Daniel is strange, and he admits to this. He is very superstitious and awkward, and he admits to being incapable of falling in love. He is also afraid of redheads, which is very unfortunate considering Annie is a redhead. However bad he might seem, he is absolutely adorable with his dogs, which to me helped redeem him as a character. Annie is very smart and witty, and in her diary entries, he writes stories to Daniel about his dogs’ past lives, which I found amazing.

If you’re reading this expecting a traditional romance novel, look elsewhere. Although the relationship between Daniel and Annie develops throughout the first half of the book into a romance, this is not really the center of the plot. You see, Daniel is a literary agent, and he becomes interested in Annie’s stories but is also weary at the fact that maybe she contacted him with the sole purpose of getting them published. We also read about this subplot in which Daniel gets a client who wrote a masterpiece and he wants to publish it.

Because the story alternates between what Annie and Daniel writes and his narration, I got Big Fish/ My Grandmother Asked Me to Tell You She’s Sorry Vibes, where you have this fantastic story with other-worldly characters, but it has some truth to it. So far I’ve been talking wonders about the first half of the book, but what really troubled me was the second half.

There’s also a potential love triangle that has the characters fake-dating each other at some point, but I was down for that since I knew they were perfect for each other and would end up together.

A little over halfway through, the story starts focusing way more on Annie and Daniel’s romance, and for a person who’s read so much, I know that nothing good comes from two characters who get together when we still have 50% of the story to read. Also, I didn’t like that Annie’s stories stopped abruptly and we didn’t get them anymore. I know that by having the characters be a couple, the written correspondence didn’t need to happen, but it would’ve been nice to have a story thrown here and there.
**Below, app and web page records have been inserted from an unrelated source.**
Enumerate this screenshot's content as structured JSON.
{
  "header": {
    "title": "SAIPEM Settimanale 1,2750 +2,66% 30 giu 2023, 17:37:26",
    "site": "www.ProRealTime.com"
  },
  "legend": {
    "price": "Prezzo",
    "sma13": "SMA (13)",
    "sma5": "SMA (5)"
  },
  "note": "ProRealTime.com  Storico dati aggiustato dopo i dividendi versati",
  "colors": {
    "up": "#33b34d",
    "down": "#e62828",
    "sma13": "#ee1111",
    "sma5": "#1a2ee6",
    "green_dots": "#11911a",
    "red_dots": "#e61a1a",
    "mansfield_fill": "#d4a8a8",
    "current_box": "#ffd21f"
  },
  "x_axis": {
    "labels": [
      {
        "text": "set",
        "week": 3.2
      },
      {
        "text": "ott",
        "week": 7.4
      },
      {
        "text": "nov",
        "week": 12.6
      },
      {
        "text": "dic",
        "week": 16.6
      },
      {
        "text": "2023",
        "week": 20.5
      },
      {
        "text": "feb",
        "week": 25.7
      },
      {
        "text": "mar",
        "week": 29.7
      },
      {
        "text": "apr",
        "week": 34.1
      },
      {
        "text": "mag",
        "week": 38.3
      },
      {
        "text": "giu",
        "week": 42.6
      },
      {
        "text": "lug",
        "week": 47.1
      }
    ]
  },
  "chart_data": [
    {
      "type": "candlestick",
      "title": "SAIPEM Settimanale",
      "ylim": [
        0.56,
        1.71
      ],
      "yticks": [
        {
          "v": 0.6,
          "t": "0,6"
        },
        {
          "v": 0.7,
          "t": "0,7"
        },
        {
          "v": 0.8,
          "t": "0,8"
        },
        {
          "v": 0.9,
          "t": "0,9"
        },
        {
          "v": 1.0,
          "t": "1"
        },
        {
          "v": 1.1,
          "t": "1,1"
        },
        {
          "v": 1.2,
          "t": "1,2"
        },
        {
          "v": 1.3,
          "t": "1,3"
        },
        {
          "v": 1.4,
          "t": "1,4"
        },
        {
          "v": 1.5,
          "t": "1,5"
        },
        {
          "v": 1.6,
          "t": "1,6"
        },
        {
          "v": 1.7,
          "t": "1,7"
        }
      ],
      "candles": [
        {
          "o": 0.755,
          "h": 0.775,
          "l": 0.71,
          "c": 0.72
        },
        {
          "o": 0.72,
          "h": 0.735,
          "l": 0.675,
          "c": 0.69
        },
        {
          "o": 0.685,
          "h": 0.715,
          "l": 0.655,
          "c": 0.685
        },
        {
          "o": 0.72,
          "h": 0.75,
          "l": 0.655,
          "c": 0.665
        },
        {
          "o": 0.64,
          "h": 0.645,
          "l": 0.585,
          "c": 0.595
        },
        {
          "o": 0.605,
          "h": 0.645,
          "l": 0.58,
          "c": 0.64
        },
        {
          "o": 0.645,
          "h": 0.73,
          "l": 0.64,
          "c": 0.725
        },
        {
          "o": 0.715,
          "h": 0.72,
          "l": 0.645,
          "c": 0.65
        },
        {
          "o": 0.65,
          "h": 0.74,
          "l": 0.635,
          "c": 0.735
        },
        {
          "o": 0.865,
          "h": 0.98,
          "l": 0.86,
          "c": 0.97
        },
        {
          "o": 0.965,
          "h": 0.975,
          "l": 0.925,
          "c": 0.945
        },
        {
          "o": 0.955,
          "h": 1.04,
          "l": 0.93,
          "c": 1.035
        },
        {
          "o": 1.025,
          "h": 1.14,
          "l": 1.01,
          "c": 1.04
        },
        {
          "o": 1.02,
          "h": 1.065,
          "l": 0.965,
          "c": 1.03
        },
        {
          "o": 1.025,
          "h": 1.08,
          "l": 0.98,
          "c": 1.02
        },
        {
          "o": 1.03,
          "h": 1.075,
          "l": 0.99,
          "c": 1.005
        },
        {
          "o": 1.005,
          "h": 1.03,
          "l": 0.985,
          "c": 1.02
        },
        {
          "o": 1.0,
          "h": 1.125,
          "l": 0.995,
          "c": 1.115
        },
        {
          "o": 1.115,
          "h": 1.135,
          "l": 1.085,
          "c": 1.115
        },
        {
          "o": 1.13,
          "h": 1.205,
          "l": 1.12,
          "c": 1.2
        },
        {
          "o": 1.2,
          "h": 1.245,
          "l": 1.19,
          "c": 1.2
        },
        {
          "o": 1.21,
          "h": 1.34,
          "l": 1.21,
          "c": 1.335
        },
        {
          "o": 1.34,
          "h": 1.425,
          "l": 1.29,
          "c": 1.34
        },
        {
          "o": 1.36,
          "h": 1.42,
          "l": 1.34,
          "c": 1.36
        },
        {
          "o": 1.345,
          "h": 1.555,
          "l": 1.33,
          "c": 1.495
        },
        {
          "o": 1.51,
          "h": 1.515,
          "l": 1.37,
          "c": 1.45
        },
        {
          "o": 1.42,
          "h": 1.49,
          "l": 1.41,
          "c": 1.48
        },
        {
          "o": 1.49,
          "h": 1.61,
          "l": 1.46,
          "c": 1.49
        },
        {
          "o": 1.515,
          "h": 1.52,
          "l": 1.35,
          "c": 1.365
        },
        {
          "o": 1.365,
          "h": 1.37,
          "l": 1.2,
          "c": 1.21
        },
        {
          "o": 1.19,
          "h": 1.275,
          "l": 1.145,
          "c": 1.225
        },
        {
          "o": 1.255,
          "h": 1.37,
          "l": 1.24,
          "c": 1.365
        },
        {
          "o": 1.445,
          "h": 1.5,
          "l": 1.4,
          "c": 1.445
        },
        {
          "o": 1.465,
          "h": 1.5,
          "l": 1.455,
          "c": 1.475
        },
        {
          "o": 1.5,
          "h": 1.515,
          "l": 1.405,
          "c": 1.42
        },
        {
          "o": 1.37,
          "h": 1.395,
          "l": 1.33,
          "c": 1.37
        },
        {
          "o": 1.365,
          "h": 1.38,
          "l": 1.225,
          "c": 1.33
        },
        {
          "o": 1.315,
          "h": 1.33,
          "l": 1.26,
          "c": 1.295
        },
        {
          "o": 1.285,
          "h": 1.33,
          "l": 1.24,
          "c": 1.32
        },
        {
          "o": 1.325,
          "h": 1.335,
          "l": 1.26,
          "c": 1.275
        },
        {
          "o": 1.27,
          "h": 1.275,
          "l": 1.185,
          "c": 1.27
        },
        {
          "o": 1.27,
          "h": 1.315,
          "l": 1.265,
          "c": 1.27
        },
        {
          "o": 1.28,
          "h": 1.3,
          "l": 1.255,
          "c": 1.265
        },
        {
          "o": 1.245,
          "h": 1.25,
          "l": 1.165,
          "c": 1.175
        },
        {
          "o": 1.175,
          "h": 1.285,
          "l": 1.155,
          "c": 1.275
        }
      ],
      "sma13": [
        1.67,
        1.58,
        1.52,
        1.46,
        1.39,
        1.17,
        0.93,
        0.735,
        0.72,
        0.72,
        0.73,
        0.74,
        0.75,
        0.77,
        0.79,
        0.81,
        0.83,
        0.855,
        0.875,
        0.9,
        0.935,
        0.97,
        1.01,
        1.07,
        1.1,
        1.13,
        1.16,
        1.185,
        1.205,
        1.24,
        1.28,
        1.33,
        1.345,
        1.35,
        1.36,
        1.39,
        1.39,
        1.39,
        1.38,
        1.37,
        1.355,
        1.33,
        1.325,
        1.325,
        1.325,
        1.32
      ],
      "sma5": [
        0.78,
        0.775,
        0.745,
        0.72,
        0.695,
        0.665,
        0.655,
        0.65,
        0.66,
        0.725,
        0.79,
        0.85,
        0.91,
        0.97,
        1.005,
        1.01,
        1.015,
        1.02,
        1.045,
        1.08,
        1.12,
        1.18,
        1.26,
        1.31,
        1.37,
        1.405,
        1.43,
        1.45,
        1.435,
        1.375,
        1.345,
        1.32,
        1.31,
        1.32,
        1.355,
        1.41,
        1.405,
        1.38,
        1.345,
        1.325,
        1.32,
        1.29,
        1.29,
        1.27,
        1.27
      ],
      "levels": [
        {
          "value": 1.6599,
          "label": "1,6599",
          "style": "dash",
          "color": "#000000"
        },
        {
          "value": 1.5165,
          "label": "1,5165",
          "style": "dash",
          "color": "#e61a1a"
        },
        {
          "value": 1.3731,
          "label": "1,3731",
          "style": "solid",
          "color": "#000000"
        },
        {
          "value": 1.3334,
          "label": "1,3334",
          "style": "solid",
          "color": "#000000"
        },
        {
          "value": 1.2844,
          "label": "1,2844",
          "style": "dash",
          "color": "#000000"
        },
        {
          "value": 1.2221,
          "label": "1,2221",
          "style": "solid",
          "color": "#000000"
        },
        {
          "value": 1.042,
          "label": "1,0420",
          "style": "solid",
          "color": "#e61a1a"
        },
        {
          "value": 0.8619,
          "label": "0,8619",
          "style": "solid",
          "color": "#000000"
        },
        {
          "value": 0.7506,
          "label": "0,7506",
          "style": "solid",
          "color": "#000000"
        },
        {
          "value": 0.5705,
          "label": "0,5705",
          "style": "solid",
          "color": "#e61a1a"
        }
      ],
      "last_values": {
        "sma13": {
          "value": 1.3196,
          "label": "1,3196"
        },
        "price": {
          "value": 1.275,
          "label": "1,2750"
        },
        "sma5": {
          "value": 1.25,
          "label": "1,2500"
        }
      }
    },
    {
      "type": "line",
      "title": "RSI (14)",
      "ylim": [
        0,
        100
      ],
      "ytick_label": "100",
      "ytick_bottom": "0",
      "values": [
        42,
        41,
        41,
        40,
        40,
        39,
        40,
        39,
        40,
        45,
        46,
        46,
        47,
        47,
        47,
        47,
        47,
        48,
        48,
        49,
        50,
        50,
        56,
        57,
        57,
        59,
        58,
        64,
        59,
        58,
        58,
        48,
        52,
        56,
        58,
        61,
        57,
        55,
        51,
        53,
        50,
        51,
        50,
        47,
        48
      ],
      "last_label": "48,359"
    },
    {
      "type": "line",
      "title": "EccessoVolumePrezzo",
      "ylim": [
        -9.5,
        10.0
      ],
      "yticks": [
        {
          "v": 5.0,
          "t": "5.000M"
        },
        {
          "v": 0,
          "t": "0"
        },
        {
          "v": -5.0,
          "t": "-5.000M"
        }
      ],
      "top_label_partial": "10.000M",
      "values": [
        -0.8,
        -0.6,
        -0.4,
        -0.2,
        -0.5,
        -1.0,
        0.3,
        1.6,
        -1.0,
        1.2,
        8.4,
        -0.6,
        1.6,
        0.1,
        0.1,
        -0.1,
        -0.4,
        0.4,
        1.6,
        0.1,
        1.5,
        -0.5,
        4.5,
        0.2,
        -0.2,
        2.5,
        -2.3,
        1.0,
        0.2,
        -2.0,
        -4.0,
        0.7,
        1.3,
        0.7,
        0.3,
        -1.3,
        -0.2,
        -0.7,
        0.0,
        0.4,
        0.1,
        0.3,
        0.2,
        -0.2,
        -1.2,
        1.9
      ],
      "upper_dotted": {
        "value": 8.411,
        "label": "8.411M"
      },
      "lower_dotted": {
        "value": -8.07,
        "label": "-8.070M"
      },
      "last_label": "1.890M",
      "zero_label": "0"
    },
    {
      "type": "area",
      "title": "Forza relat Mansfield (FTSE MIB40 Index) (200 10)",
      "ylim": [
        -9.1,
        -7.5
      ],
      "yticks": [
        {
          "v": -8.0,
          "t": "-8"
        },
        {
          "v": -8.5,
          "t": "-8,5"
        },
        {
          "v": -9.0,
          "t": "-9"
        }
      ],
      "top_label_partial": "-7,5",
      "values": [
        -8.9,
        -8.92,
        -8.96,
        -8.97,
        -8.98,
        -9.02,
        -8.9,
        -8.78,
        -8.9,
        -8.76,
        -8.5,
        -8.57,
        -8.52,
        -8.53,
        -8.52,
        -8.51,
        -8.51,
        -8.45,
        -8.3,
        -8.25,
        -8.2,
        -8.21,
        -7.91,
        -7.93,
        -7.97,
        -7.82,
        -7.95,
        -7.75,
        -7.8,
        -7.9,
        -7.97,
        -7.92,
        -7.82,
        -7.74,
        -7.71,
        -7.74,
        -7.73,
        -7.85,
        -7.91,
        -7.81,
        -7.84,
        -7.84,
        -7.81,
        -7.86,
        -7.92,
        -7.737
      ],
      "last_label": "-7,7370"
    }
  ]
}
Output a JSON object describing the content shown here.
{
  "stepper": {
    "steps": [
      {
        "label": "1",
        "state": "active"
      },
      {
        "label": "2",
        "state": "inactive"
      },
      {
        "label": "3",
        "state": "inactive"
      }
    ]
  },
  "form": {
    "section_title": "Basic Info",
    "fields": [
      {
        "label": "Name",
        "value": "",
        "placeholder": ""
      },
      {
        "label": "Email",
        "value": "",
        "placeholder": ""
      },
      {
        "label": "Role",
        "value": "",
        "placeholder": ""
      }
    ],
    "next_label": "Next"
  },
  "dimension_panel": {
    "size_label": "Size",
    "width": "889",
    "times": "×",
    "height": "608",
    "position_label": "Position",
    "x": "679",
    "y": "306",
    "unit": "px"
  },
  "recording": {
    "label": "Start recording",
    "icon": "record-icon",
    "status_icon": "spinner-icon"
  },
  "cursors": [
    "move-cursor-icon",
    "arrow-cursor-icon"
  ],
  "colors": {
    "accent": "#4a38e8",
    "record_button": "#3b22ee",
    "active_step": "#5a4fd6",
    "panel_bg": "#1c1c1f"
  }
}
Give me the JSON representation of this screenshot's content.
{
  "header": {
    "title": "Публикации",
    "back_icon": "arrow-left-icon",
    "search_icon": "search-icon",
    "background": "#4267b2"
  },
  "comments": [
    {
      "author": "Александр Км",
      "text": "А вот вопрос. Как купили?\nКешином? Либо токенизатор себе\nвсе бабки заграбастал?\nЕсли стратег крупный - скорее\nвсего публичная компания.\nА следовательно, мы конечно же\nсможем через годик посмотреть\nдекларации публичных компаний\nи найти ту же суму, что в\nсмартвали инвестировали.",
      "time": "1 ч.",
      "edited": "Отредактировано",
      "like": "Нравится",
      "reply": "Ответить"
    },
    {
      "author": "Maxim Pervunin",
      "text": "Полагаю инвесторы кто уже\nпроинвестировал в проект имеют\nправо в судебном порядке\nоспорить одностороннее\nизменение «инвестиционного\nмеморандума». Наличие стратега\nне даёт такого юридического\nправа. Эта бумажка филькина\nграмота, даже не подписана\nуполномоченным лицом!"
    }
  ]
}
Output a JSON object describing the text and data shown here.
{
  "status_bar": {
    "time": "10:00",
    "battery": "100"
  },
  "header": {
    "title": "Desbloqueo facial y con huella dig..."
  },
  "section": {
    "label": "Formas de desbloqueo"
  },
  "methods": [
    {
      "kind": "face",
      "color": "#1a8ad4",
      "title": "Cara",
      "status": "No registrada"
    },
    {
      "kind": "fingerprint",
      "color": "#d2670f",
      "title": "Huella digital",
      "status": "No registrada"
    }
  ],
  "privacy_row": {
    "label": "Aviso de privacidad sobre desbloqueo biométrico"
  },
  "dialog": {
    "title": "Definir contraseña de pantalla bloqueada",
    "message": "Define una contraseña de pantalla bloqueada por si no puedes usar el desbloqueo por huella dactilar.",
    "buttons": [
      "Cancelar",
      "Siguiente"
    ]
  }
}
So, the characters do get together and then it was like someone had changed the book I was reading because the plot didn’t make any sense. We start getting these silly plot twists and time jumps, and honestly, it was as if the author had gotten bored with the story and wanted to end it in any way possible. It would have been better to have the two halves of the book divided into their own separate books, in which case I wouldn’t have read book two.

Have you been negatively surprised by a book you loved at first? Let me know in the comments below.

Happy reading!

Love, Miss Camila